The Great Blue then took up residence on the railing of the pier next to the dock, and stayed there making rude noises for a while. 


After it fell silent again, I soaked up the quietude for a bit before I turned back to the campsite. On my way back, a murder of blackbirds started going at it, including crows, grackles, and a few turkey vultures. The grackles seemed to be upset about something, and after I'd taken the photo, I noticed what it was: a bald eagle! 



The eagle flew off and things quieted down, so I headed back to camp and to my hammock to read. The sun was coming out and the temperature was mild enough to be able to enjoy lying in dappled sun and shade for a couple of hours. 

There were also bluebird boxes around, but I didn't see one (box or bird) until we were leaving. Had I realized that there was a box attached to a "Slow" sign on the entry road near our site, I'd have parked myself there for as long as it took. Maybe next time. And there probably will be, now that the Beloved Spouse has expanded our exit gate and it's much easier to get Porco out of the yard, and now that we know where the best spots are at this particular park. We also took advantage of a wide equestrian trail for a hike, but it's littered with trees from floods and not particularly well groomed. I managed to trip and scuff myself up a bit, but with no lasting damage.

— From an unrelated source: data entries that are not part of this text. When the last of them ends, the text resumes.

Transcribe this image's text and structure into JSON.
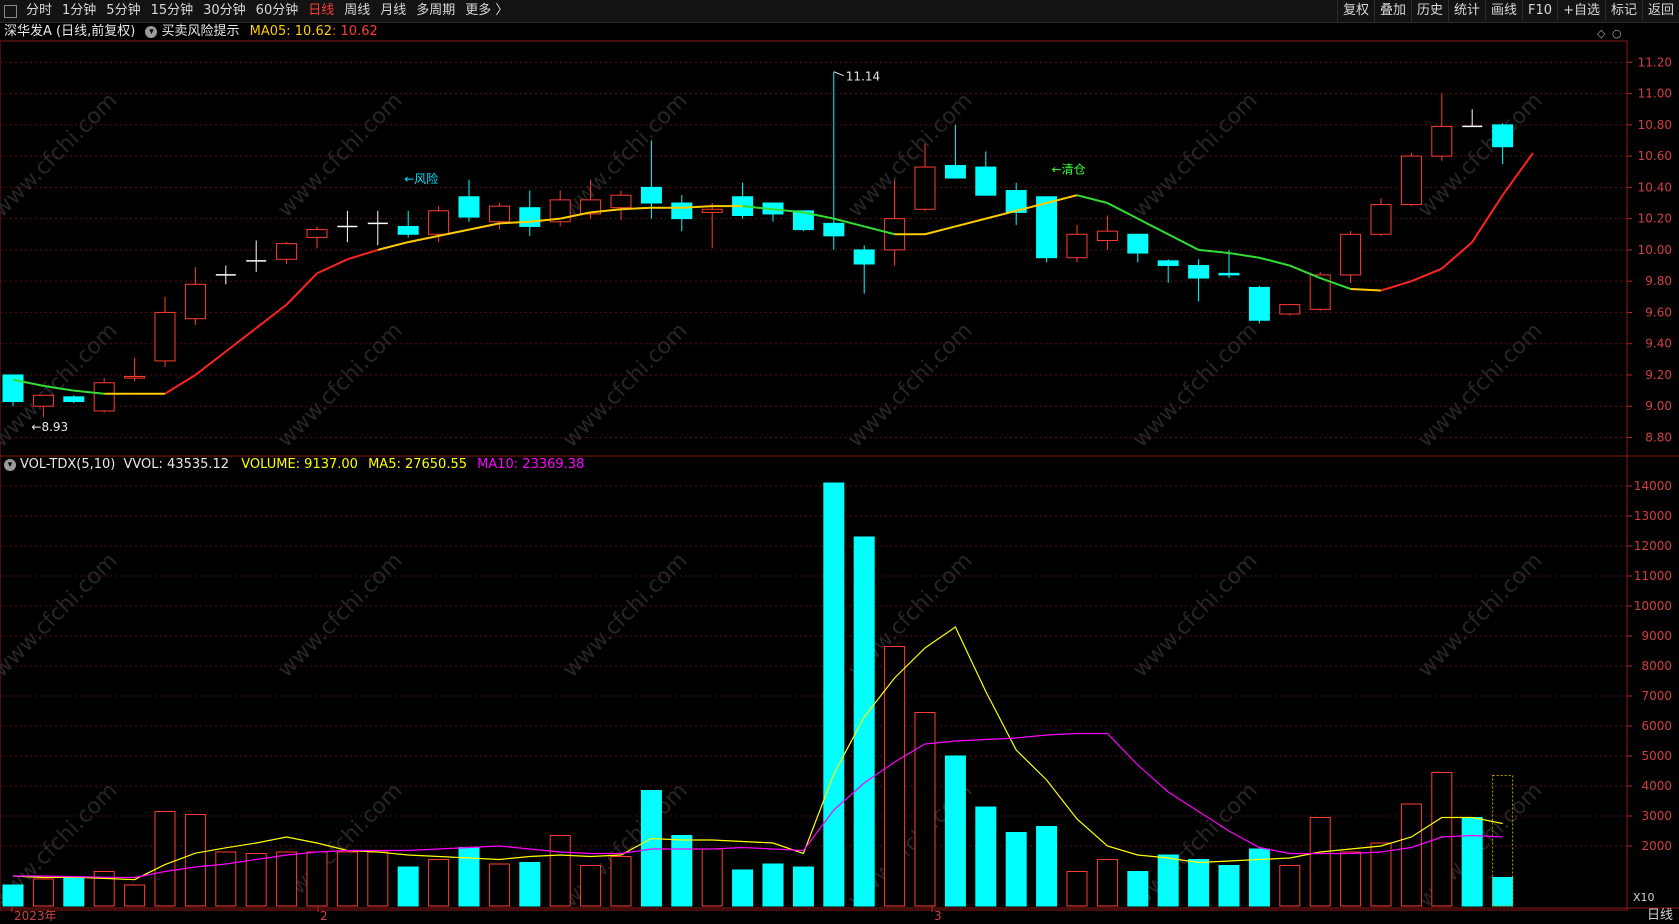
{
  "toolbar": {
    "periods": [
      "分时",
      "1分钟",
      "5分钟",
      "15分钟",
      "30分钟",
      "60分钟",
      "日线",
      "周线",
      "月线",
      "多周期",
      "更多 〉"
    ],
    "active_period": "日线",
    "right_buttons": [
      "复权",
      "叠加",
      "历史",
      "统计",
      "画线",
      "F10",
      "+自选",
      "标记",
      "返回"
    ]
  },
  "main_legend": {
    "stock": "深华发A",
    "mode": "(日线,前复权)",
    "indicator": "买卖风险提示",
    "ma_label": "MA05: 10.62",
    "ma_value": ": 10.62"
  },
  "vol_legend": {
    "name": "VOL-TDX(5,10)",
    "vvol": "VVOL: 43535.12",
    "volume": "VOLUME: 9137.00",
    "ma5": "MA5: 27650.55",
    "ma10": "MA10: 23369.38"
  },
  "annotations": {
    "low": "←8.93",
    "high": "11.14",
    "risk": "←风险",
    "clear": "←清仓",
    "x10": "X10"
  },
  "x_axis_labels": [
    "2023年",
    "2",
    "3"
  ],
  "bottom_right_label": "日线",
  "colors": {
    "up": "#ff3b30",
    "down": "#00ffff",
    "ma5": "#ffff00",
    "ma10": "#ff00ff",
    "risk_text": "#00e5ff",
    "clear_text": "#33ff33"
  },
  "chart_data": [
    {
      "type": "candlestick",
      "title": "深华发A (日线,前复权)",
      "y_ticks": [
        8.8,
        9.0,
        9.2,
        9.4,
        9.6,
        9.8,
        10.0,
        10.2,
        10.4,
        10.6,
        10.8,
        11.0,
        11.2
      ],
      "ylim": [
        8.72,
        11.33
      ],
      "ohlc": [
        [
          9.2,
          9.2,
          9.0,
          9.03
        ],
        [
          9.0,
          9.07,
          8.93,
          9.07
        ],
        [
          9.06,
          9.07,
          9.02,
          9.03
        ],
        [
          8.97,
          9.18,
          8.96,
          9.15
        ],
        [
          9.18,
          9.31,
          9.16,
          9.19
        ],
        [
          9.29,
          9.7,
          9.25,
          9.6
        ],
        [
          9.56,
          9.89,
          9.52,
          9.78
        ],
        [
          9.84,
          9.9,
          9.78,
          9.84
        ],
        [
          9.93,
          10.06,
          9.86,
          9.93
        ],
        [
          9.94,
          10.05,
          9.91,
          10.04
        ],
        [
          10.08,
          10.15,
          10.01,
          10.13
        ],
        [
          10.15,
          10.25,
          10.05,
          10.15
        ],
        [
          10.17,
          10.25,
          10.03,
          10.17
        ],
        [
          10.15,
          10.25,
          10.08,
          10.1
        ],
        [
          10.1,
          10.28,
          10.05,
          10.25
        ],
        [
          10.34,
          10.45,
          10.18,
          10.21
        ],
        [
          10.18,
          10.3,
          10.13,
          10.28
        ],
        [
          10.27,
          10.38,
          10.09,
          10.15
        ],
        [
          10.18,
          10.38,
          10.15,
          10.32
        ],
        [
          10.23,
          10.45,
          10.2,
          10.32
        ],
        [
          10.27,
          10.38,
          10.19,
          10.35
        ],
        [
          10.4,
          10.7,
          10.2,
          10.3
        ],
        [
          10.3,
          10.35,
          10.12,
          10.2
        ],
        [
          10.24,
          10.3,
          10.01,
          10.26
        ],
        [
          10.34,
          10.43,
          10.2,
          10.22
        ],
        [
          10.3,
          10.3,
          10.18,
          10.23
        ],
        [
          10.25,
          10.25,
          10.12,
          10.13
        ],
        [
          10.17,
          11.14,
          10.0,
          10.09
        ],
        [
          10.0,
          10.03,
          9.72,
          9.91
        ],
        [
          10.0,
          10.45,
          9.9,
          10.2
        ],
        [
          10.26,
          10.68,
          10.25,
          10.53
        ],
        [
          10.54,
          10.8,
          10.46,
          10.46
        ],
        [
          10.53,
          10.63,
          10.35,
          10.35
        ],
        [
          10.38,
          10.43,
          10.16,
          10.24
        ],
        [
          10.34,
          10.34,
          9.92,
          9.95
        ],
        [
          9.95,
          10.16,
          9.92,
          10.1
        ],
        [
          10.06,
          10.22,
          10.0,
          10.12
        ],
        [
          10.1,
          10.1,
          9.92,
          9.98
        ],
        [
          9.93,
          9.94,
          9.79,
          9.9
        ],
        [
          9.9,
          9.94,
          9.67,
          9.82
        ],
        [
          9.85,
          10.0,
          9.82,
          9.84
        ],
        [
          9.76,
          9.77,
          9.53,
          9.55
        ],
        [
          9.59,
          9.65,
          9.58,
          9.65
        ],
        [
          9.62,
          9.86,
          9.61,
          9.84
        ],
        [
          9.84,
          10.12,
          9.79,
          10.1
        ],
        [
          10.1,
          10.33,
          10.09,
          10.29
        ],
        [
          10.29,
          10.62,
          10.28,
          10.6
        ],
        [
          10.6,
          11.0,
          10.57,
          10.79
        ],
        [
          10.79,
          10.9,
          10.79,
          10.79
        ],
        [
          10.8,
          10.81,
          10.55,
          10.66
        ]
      ],
      "ma5": [
        9.17,
        9.13,
        9.1,
        9.08,
        9.08,
        9.08,
        9.2,
        9.35,
        9.5,
        9.65,
        9.85,
        9.94,
        10.0,
        10.05,
        10.09,
        10.13,
        10.17,
        10.18,
        10.2,
        10.24,
        10.26,
        10.27,
        10.27,
        10.28,
        10.28,
        10.26,
        10.24,
        10.2,
        10.15,
        10.1,
        10.1,
        10.15,
        10.2,
        10.25,
        10.3,
        10.35,
        10.3,
        10.2,
        10.1,
        10.0,
        9.98,
        9.95,
        9.9,
        9.82,
        9.75,
        9.74,
        9.8,
        9.88,
        10.05,
        10.35,
        10.62
      ],
      "annotations": {
        "high": 11.14,
        "low": 8.93,
        "risk_at_index": 13,
        "clear_at_index": 34
      }
    },
    {
      "type": "bar",
      "title": "VOL-TDX(5,10)",
      "y_ticks": [
        2000,
        3000,
        4000,
        5000,
        6000,
        7000,
        8000,
        9000,
        10000,
        11000,
        12000,
        13000,
        14000
      ],
      "ylim": [
        0,
        14400
      ],
      "unit": "X10",
      "values": [
        700,
        900,
        950,
        1150,
        700,
        3150,
        3050,
        1800,
        1750,
        1800,
        1800,
        1800,
        1800,
        1300,
        1550,
        1950,
        1400,
        1450,
        2350,
        1350,
        1650,
        3850,
        2350,
        1900,
        1200,
        1400,
        1300,
        14100,
        12300,
        8650,
        6450,
        5000,
        3300,
        2450,
        2650,
        1150,
        1550,
        1150,
        1700,
        1550,
        1350,
        1900,
        1350,
        2950,
        1800,
        2100,
        3400,
        4450,
        2950,
        950
      ],
      "up": [
        false,
        true,
        false,
        true,
        true,
        true,
        true,
        true,
        true,
        true,
        true,
        true,
        true,
        false,
        true,
        false,
        true,
        false,
        true,
        true,
        true,
        false,
        false,
        true,
        false,
        false,
        false,
        false,
        false,
        true,
        true,
        false,
        false,
        false,
        false,
        true,
        true,
        false,
        false,
        false,
        false,
        false,
        true,
        true,
        true,
        true,
        true,
        true,
        false,
        false
      ],
      "ma5": [
        1000,
        950,
        960,
        920,
        880,
        1380,
        1760,
        1940,
        2100,
        2300,
        2100,
        1850,
        1800,
        1700,
        1650,
        1600,
        1550,
        1650,
        1700,
        1650,
        1700,
        2250,
        2200,
        2200,
        2150,
        2100,
        1750,
        4400,
        6300,
        7600,
        8600,
        9300,
        7150,
        5200,
        4200,
        2900,
        2000,
        1700,
        1600,
        1450,
        1500,
        1550,
        1600,
        1800,
        1900,
        2000,
        2300,
        2950,
        2950,
        2750
      ],
      "ma10": [
        1000,
        1000,
        980,
        960,
        950,
        1150,
        1300,
        1400,
        1550,
        1700,
        1800,
        1850,
        1850,
        1850,
        1900,
        1950,
        2000,
        1900,
        1800,
        1750,
        1750,
        1900,
        1900,
        1900,
        1950,
        1900,
        1850,
        3200,
        4100,
        4800,
        5400,
        5500,
        5550,
        5600,
        5700,
        5750,
        5750,
        4700,
        3800,
        3150,
        2500,
        1950,
        1750,
        1750,
        1750,
        1800,
        1950,
        2300,
        2350,
        2300
      ]
    }
  ]
}
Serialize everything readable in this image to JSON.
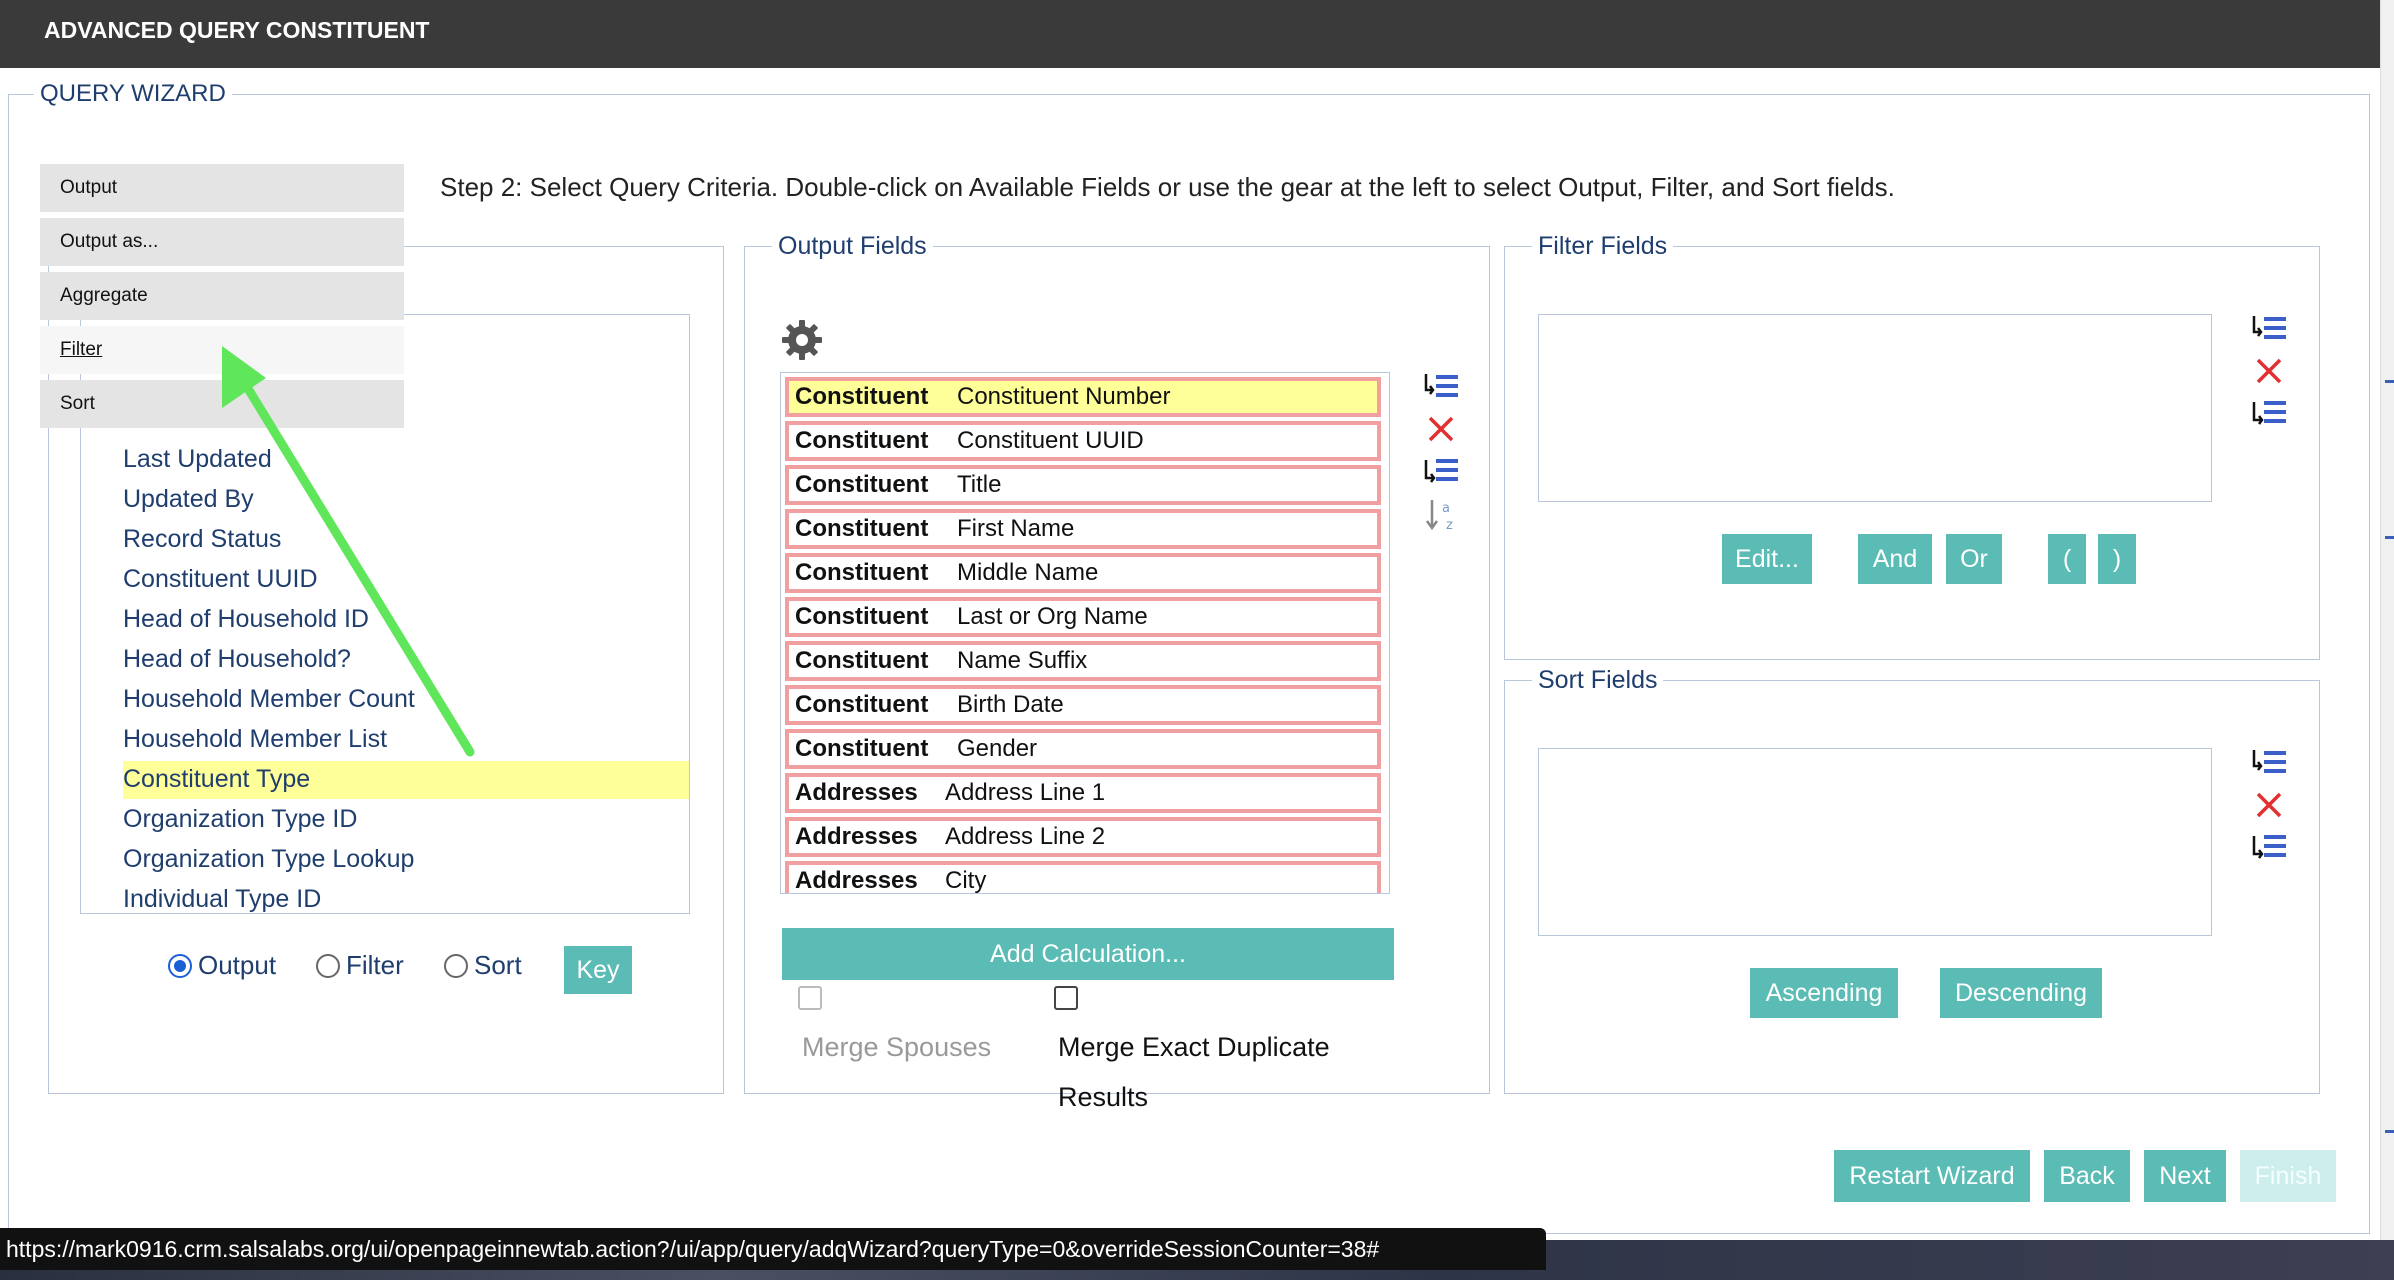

There's a bird blind not too far in, so next time we'll be better prepared to spend some time waiting for wildlife to saunter by. Nylah certainly enjoyed her many walks, and even got to see some deer on one midday stroll.

It's good to know that even fairly close-by there are places we can go to regain a measure of sanity. The next week is going to be a tough one, and I'm glad we had some time to decompress before election anxiety sets in full force. Regardless of the outcome, the Plague isn't going away around here, and we're glad to find even a short-term change of landscape to help us make it through.

Mask up, Folks, and be safe. And happy Skywatch Friday